Living Space: Stop shivering in that pesky cold room of your house
By Kathryn Weber
Dec. 19, 2013 at 6:19 a.m.
In winter, the temperature a room that always seems chilly can dip 10 degrees or more below the rest of the house. And if the room is used often, cranking up the thermostat can make the rest of the house feel steamy. Thankfully, it doesn't take a major rework of your heating system or a risky space heater to make a cold room both toasty and attractive.
Some rooms suffer more from cold floors than simply cold air. These are typically bathrooms and kitchens with stone or tile floors. An easy remedy is to add toe-kick heaters. These are small heating units that fit neatly in the space under a cabinet, where they're nearly invisible. If you're handy, you might be able to install the heaters yourself. Such units run about $150, excluding wiring and installation. They're controlled by a small thermostat on the wall.
Under-carpet heating is another handy option. CarpetHeat by SpeedHeating is a product that goes between the carpet and padding. Using thin wires, the unit heats the room from the ground up. A separate thermostat attached to the wall controls the temperature. Around $600 and up (plus another $200 for a thermostat), these units are not inexpensive but offer an efficient way to heat a room unobtrusively.
Another heating option that's attractive and stylish while also lending a romantic touch is an electric fireplace.
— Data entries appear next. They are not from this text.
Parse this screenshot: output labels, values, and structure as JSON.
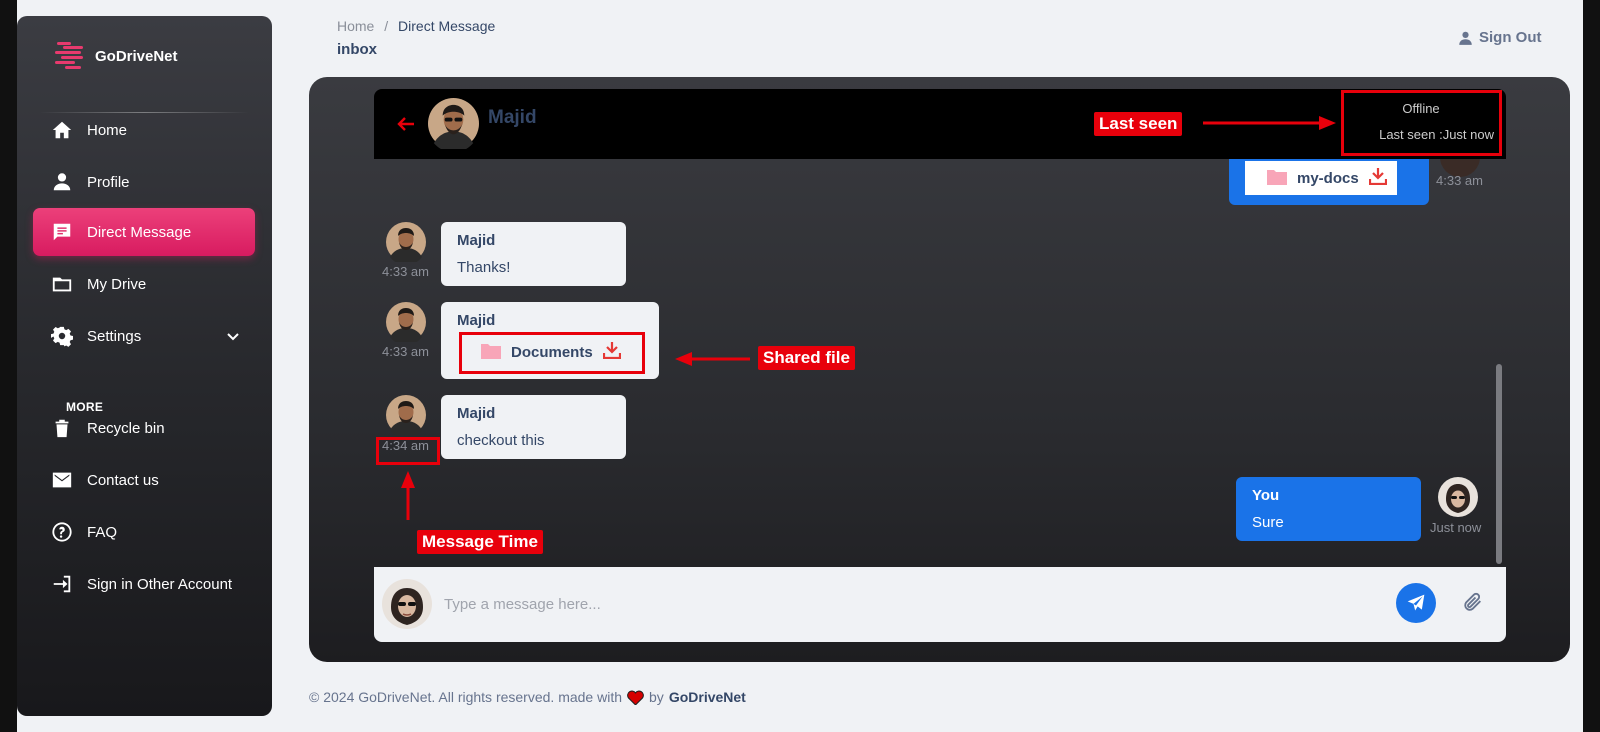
{
  "brand": {
    "name": "GoDriveNet"
  },
  "sidebar": {
    "items": [
      {
        "label": "Home",
        "icon": "home-icon"
      },
      {
        "label": "Profile",
        "icon": "user-icon"
      },
      {
        "label": "Direct Message",
        "icon": "chat-icon",
        "active": true
      },
      {
        "label": "My Drive",
        "icon": "folder-icon"
      },
      {
        "label": "Settings",
        "icon": "gear-icon"
      }
    ],
    "more_label": "MORE",
    "more_items": [
      {
        "label": "Recycle bin",
        "icon": "trash-icon"
      },
      {
        "label": "Contact us",
        "icon": "mail-icon"
      },
      {
        "label": "FAQ",
        "icon": "question-icon"
      },
      {
        "label": "Sign in Other Account",
        "icon": "sign-in-icon"
      }
    ]
  },
  "header": {
    "breadcrumb": {
      "home": "Home",
      "sep": "/",
      "current": "Direct Message"
    },
    "title": "inbox",
    "signout_label": "Sign Out"
  },
  "chat": {
    "contact_name": "Majid",
    "status": "Offline",
    "last_seen": "Last seen :Just now",
    "messages": [
      {
        "sender": "me",
        "file": "my-docs",
        "time": "4:33 am"
      },
      {
        "sender": "Majid",
        "text": "Thanks!",
        "time": "4:33 am"
      },
      {
        "sender": "Majid",
        "file": "Documents",
        "time": "4:33 am"
      },
      {
        "sender": "Majid",
        "text": "checkout this",
        "time": "4:34 am"
      },
      {
        "sender": "You",
        "text": "Sure",
        "time": "Just now"
      }
    ],
    "composer_placeholder": "Type a message here..."
  },
  "annotations": {
    "last_seen": "Last seen",
    "shared_file": "Shared file",
    "message_time": "Message Time"
  },
  "footer": {
    "text": "© 2024 GoDriveNet. All rights reserved. made with",
    "by": "by",
    "brand": "GoDriveNet"
  },
  "colors": {
    "accent_pink": "#e91e63",
    "accent_blue": "#1a73e8",
    "annotation_red": "#e8000b",
    "text_dark": "#344767"
  }
}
The Touchstone Onyx 50-inch fireplace is black and rectangular, making a great visual statement on the wall whether it's glowing or not. The embers look realistic ($349). Many wall-mounted electric units are plug-in ready and come with timers and remote controls, so you can boost the temperature at the touch of a button.
No room on the wall? Choose from a wide variety of freestanding fireplaces and stoves. Designed to fit with almost any decor, electric fireplaces are available in everything from a traditional stove look to units with mantelpieces and faux stonework. Some generate actual flames using a gel fuel or faux electric flames. Gel fireplaces are a better option for looks than warmth. To banish a chill, an electric fireplace does a better job.
Heat from above
Ceiling fans can be used for both heating and cooling. The Westover fan from Hunter features a heater. By reversing the blade direction, the fan forces warm air down and circulates it around the room. You can also add radiant heating panels on the ceiling of a chilly room. These units are unobtrusive and cost between $200 and $500, depending on size.
Kathryn Weber is a home and decorating columnist and publishes the Red Lotus Letter feng shui ezine. For more information, contact Weber through her website, redlotusletter.com.